Advice for small businesses on what it takes to create a solid business plan, including forming an outline, integrating financial specifics, and spelling out your marketing strategy. It can help you describe your product or service, detail your marketing strategy, and lay out your sales and operational forecasts—including the ever important cash-flow projection so as to keep your business on track for profits. Every plan must start with an explanation of the problem the business aims to solve–not a description of the company and product. A business plan–thoughtfully assembled and diligently updated–is the very blueprint for any company.  The business planning process will give you a feel for the various elements that will determine your success, from cash flow, to sales forecasting to your personnel structure. Better yet, well-articulated business plans force business owners to constantly weigh the strengths and weaknesses of their operations.

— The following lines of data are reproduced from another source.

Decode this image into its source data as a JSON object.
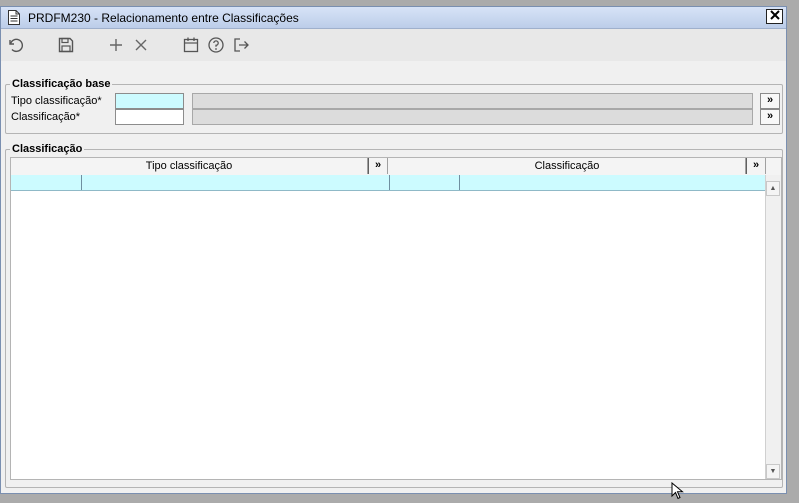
{
  "window": {
    "title": "PRDFM230 - Relacionamento entre Classificações",
    "close_glyph": "✕"
  },
  "toolbar": {
    "icons": [
      "undo-icon",
      "save-icon",
      "add-icon",
      "delete-icon",
      "calendar-icon",
      "help-icon",
      "exit-icon"
    ]
  },
  "base_group": {
    "legend": "Classificação base",
    "tipo_label": "Tipo classificação*",
    "tipo_code": "",
    "tipo_desc": "",
    "class_label": "Classificação*",
    "class_code": "",
    "class_desc": "",
    "lookup_glyph": "»"
  },
  "grid_group": {
    "legend": "Classificação",
    "columns": [
      "Tipo classificação",
      "Classificação"
    ],
    "expand_glyph": "»",
    "rows": [
      [
        "",
        "",
        "",
        ""
      ]
    ]
  },
  "scrollbar": {
    "up_glyph": "▲",
    "down_glyph": "▼"
  },
  "colors": {
    "required_field": "#ccfbff",
    "selected_row": "#ccfbff",
    "titlebar": "#c5d6ef"
  }
}
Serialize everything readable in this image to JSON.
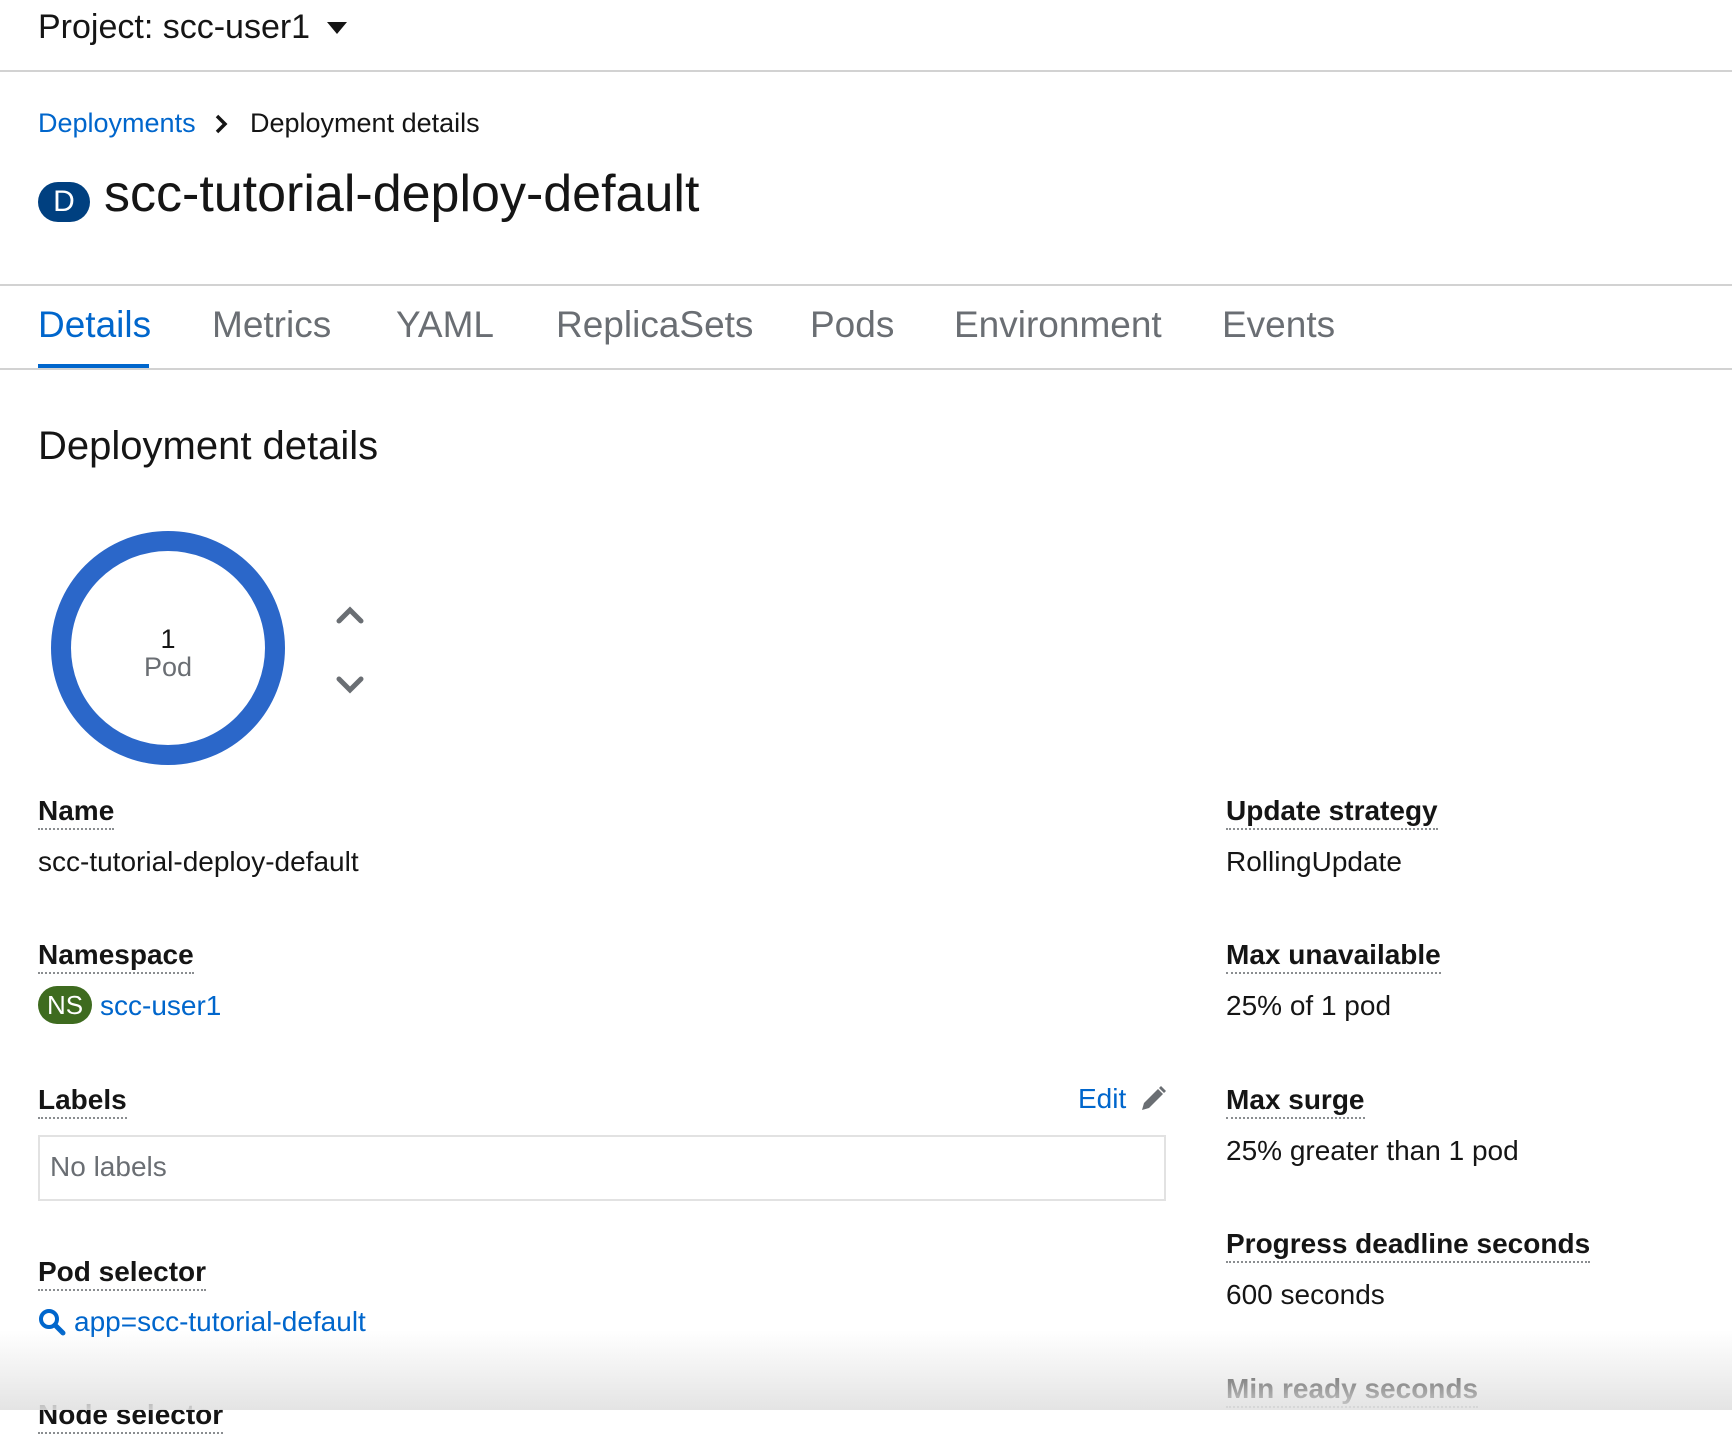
{
  "project": {
    "label": "Project: scc-user1"
  },
  "breadcrumb": {
    "parent": "Deployments",
    "current": "Deployment details"
  },
  "resource": {
    "badge": "D",
    "title": "scc-tutorial-deploy-default"
  },
  "tabs": [
    {
      "label": "Details",
      "active": true
    },
    {
      "label": "Metrics"
    },
    {
      "label": "YAML"
    },
    {
      "label": "ReplicaSets"
    },
    {
      "label": "Pods"
    },
    {
      "label": "Environment"
    },
    {
      "label": "Events"
    }
  ],
  "section": {
    "title": "Deployment details"
  },
  "pods": {
    "count": "1",
    "unit": "Pod",
    "ring_color": "#2b67c9"
  },
  "details_left": {
    "name": {
      "label": "Name",
      "value": "scc-tutorial-deploy-default"
    },
    "namespace": {
      "label": "Namespace",
      "badge": "NS",
      "value": "scc-user1"
    },
    "labels": {
      "label": "Labels",
      "edit": "Edit",
      "empty": "No labels"
    },
    "pod_selector": {
      "label": "Pod selector",
      "value": "app=scc-tutorial-default"
    },
    "node_selector": {
      "label": "Node selector"
    }
  },
  "details_right": {
    "update_strategy": {
      "label": "Update strategy",
      "value": "RollingUpdate"
    },
    "max_unavailable": {
      "label": "Max unavailable",
      "value": "25% of 1 pod"
    },
    "max_surge": {
      "label": "Max surge",
      "value": "25% greater than 1 pod"
    },
    "progress_deadline": {
      "label": "Progress deadline seconds",
      "value": "600 seconds"
    },
    "min_ready": {
      "label": "Min ready seconds"
    }
  },
  "colors": {
    "link": "#0066cc",
    "badge_deployment": "#004080",
    "badge_namespace": "#3e6b1f"
  }
}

The simple act of writing down your idea and outlining how the business will operate can be helpful to ensure that you communicate your vision and that everyone is on the same page. Determining if an idea fails on paper can help a prospective founder avoid wasting time and money on a business with no realistic hope of success. A great business plan is a living, breathing blueprint for your business that can help you navigate and manage your company while also helping potential investors, partners, lenders, and others understand your business strategy and your chances at success.

For the purpose of financing, you may add certain sections to your business plan, including background and historical information about the business and a description of the management team leading the organization. SubscribeLast week, I discussed the components of a strong business plan and why entrepreneurs should create them, regardless of their venture. For important tips and traps in creating these plans, check out the accompanying slideshow. These questions relate to the four factors critical to the success of every new venture: the people, the opportunity, the context, and the possibilities for both risk and reward. Although an idea is what often gets investors interested, a business plan is definitely needed to get financial support from them. I’ve had experience both developing business plans and reviewing them for potential investments. The first in a comprehensive series to help you craft the perfect business plan for your startup.

Finally, the plan should look unflinchingly at the risks the new venture faces, giving would-be backers a realistic idea of what magnitude of reward they can expect and when they can expect it.